*Problem*. Reproduce the line that holds "Decode this image" together with all the lines after it up to the end of the entries.

☆ ☆ ☆ ☆ ☆

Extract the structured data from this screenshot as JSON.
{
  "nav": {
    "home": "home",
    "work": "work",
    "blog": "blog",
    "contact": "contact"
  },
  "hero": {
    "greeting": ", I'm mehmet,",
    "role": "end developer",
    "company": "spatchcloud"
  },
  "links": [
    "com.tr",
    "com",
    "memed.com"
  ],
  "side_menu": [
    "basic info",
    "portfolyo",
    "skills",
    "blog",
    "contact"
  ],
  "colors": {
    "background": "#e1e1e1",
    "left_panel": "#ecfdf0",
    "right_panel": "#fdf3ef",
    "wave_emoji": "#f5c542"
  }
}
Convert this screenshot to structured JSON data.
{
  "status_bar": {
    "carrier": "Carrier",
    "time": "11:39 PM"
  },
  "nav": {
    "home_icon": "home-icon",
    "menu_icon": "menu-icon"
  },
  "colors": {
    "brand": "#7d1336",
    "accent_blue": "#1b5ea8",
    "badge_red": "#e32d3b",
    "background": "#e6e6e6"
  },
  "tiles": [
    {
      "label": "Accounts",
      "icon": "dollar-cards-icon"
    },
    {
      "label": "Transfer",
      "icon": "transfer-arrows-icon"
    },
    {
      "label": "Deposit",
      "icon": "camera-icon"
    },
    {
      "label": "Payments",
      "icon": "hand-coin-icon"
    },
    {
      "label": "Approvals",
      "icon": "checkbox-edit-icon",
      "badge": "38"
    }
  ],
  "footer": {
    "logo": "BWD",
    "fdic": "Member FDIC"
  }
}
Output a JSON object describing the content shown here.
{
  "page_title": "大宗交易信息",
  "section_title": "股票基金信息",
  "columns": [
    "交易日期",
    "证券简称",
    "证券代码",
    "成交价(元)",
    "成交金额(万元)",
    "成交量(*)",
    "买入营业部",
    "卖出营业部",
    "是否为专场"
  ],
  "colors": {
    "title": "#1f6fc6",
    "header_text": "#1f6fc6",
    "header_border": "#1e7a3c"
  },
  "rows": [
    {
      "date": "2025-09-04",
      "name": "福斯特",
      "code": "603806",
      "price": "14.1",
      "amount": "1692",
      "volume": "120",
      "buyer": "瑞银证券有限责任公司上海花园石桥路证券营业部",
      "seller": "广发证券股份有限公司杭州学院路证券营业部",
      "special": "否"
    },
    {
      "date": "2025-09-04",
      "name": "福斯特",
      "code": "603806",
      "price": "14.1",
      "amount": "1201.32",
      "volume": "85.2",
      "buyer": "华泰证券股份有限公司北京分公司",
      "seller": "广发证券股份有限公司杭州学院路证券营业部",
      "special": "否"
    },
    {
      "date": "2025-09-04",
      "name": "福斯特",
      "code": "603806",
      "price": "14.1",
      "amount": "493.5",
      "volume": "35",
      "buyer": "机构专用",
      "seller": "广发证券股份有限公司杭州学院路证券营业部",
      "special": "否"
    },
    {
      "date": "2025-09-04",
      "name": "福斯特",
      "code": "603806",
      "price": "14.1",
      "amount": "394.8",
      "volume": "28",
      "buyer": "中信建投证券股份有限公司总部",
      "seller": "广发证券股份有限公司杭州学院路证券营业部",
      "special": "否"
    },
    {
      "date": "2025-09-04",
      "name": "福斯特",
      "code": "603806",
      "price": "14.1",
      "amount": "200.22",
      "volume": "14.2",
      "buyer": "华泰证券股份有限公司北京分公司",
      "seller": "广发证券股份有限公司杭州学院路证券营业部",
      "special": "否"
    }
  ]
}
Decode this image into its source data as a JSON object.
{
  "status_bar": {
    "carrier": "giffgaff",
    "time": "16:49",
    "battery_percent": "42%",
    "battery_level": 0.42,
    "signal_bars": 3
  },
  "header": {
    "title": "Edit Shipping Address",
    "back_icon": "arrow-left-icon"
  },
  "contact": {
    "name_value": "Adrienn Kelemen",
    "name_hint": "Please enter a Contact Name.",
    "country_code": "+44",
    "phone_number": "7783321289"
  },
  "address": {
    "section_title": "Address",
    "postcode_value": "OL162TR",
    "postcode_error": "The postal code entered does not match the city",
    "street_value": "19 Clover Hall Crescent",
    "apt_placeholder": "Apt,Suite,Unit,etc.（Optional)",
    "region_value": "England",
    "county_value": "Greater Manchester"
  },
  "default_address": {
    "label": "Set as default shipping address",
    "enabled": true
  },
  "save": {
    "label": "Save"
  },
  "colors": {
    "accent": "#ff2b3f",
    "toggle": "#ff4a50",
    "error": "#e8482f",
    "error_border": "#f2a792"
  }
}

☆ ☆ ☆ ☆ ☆

*Exercise response*.
Decode this image into its source data as a JSON object.
{
  "status_bar": {
    "carrier": "giffgaff",
    "time": "16:49",
    "battery_percent": "42%",
    "battery_level": 0.42,
    "signal_bars": 3
  },
  "header": {
    "title": "Edit Shipping Address",
    "back_icon": "arrow-left-icon"
  },
  "contact": {
    "name_value": "Adrienn Kelemen",
    "name_hint": "Please enter a Contact Name.",
    "country_code": "+44",
    "phone_number": "7783321289"
  },
  "address": {
    "section_title": "Address",
    "postcode_value": "OL162TR",
    "postcode_error": "The postal code entered does not match the city",
    "street_value": "19 Clover Hall Crescent",
    "apt_placeholder": "Apt,Suite,Unit,etc.（Optional)",
    "region_value": "England",
    "county_value": "Greater Manchester"
  },
  "default_address": {
    "label": "Set as default shipping address",
    "enabled": true
  },
  "save": {
    "label": "Save"
  },
  "colors": {
    "accent": "#ff2b3f",
    "toggle": "#ff4a50",
    "error": "#e8482f",
    "error_border": "#f2a792"
  }
}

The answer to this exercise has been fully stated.